# Aim of the task
Leave out the images and set down the records below exactly.

Excerpts from an interface dataset
------------------------

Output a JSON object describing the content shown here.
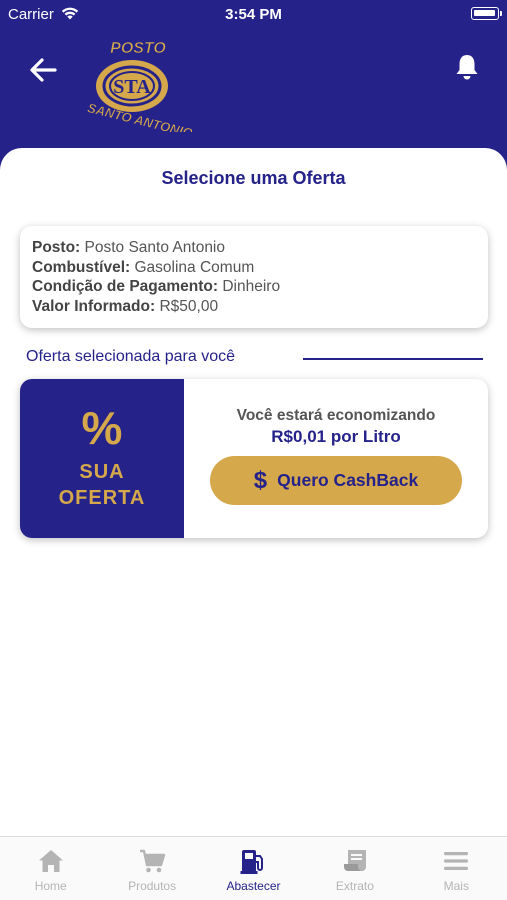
{
  "status_bar": {
    "carrier": "Carrier",
    "time": "3:54 PM"
  },
  "header": {
    "logo_top_text": "POSTO",
    "logo_bottom_text": "SANTO ANTONIO",
    "logo_monogram": "STA",
    "back_icon": "arrow-left-icon",
    "notification_icon": "bell-icon"
  },
  "page": {
    "title": "Selecione uma Oferta"
  },
  "info": {
    "posto_label": "Posto:",
    "posto_value": "Posto Santo Antonio",
    "combustivel_label": "Combustível:",
    "combustivel_value": "Gasolina Comum",
    "pagamento_label": "Condição de Pagamento:",
    "pagamento_value": "Dinheiro",
    "valor_label": "Valor Informado:",
    "valor_value": "R$50,00"
  },
  "section": {
    "label": "Oferta selecionada para você"
  },
  "offer": {
    "percent_symbol": "%",
    "sua": "SUA",
    "oferta": "OFERTA",
    "saving_text": "Você estará economizando",
    "saving_value": "R$0,01 por Litro",
    "button_symbol": "$",
    "button_label": "Quero CashBack"
  },
  "tabs": [
    {
      "label": "Home",
      "icon": "home-icon",
      "active": false
    },
    {
      "label": "Produtos",
      "icon": "cart-icon",
      "active": false
    },
    {
      "label": "Abastecer",
      "icon": "fuel-pump-icon",
      "active": true
    },
    {
      "label": "Extrato",
      "icon": "receipt-icon",
      "active": false
    },
    {
      "label": "Mais",
      "icon": "menu-icon",
      "active": false
    }
  ],
  "colors": {
    "primary": "#25228a",
    "gold": "#d4a84b",
    "inactive_tab": "#b4b4b4"
  }
}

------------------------

# Finished exercise
Output a JSON object describing the content shown here.
{
  "status_bar": {
    "carrier": "Carrier",
    "time": "3:54 PM"
  },
  "header": {
    "logo_top_text": "POSTO",
    "logo_bottom_text": "SANTO ANTONIO",
    "logo_monogram": "STA",
    "back_icon": "arrow-left-icon",
    "notification_icon": "bell-icon"
  },
  "page": {
    "title": "Selecione uma Oferta"
  },
  "info": {
    "posto_label": "Posto:",
    "posto_value": "Posto Santo Antonio",
    "combustivel_label": "Combustível:",
    "combustivel_value": "Gasolina Comum",
    "pagamento_label": "Condição de Pagamento:",
    "pagamento_value": "Dinheiro",
    "valor_label": "Valor Informado:",
    "valor_value": "R$50,00"
  },
  "section": {
    "label": "Oferta selecionada para você"
  },
  "offer": {
    "percent_symbol": "%",
    "sua": "SUA",
    "oferta": "OFERTA",
    "saving_text": "Você estará economizando",
    "saving_value": "R$0,01 por Litro",
    "button_symbol": "$",
    "button_label": "Quero CashBack"
  },
  "tabs": [
    {
      "label": "Home",
      "icon": "home-icon",
      "active": false
    },
    {
      "label": "Produtos",
      "icon": "cart-icon",
      "active": false
    },
    {
      "label": "Abastecer",
      "icon": "fuel-pump-icon",
      "active": true
    },
    {
      "label": "Extrato",
      "icon": "receipt-icon",
      "active": false
    },
    {
      "label": "Mais",
      "icon": "menu-icon",
      "active": false
    }
  ],
  "colors": {
    "primary": "#25228a",
    "gold": "#d4a84b",
    "inactive_tab": "#b4b4b4"
  }
}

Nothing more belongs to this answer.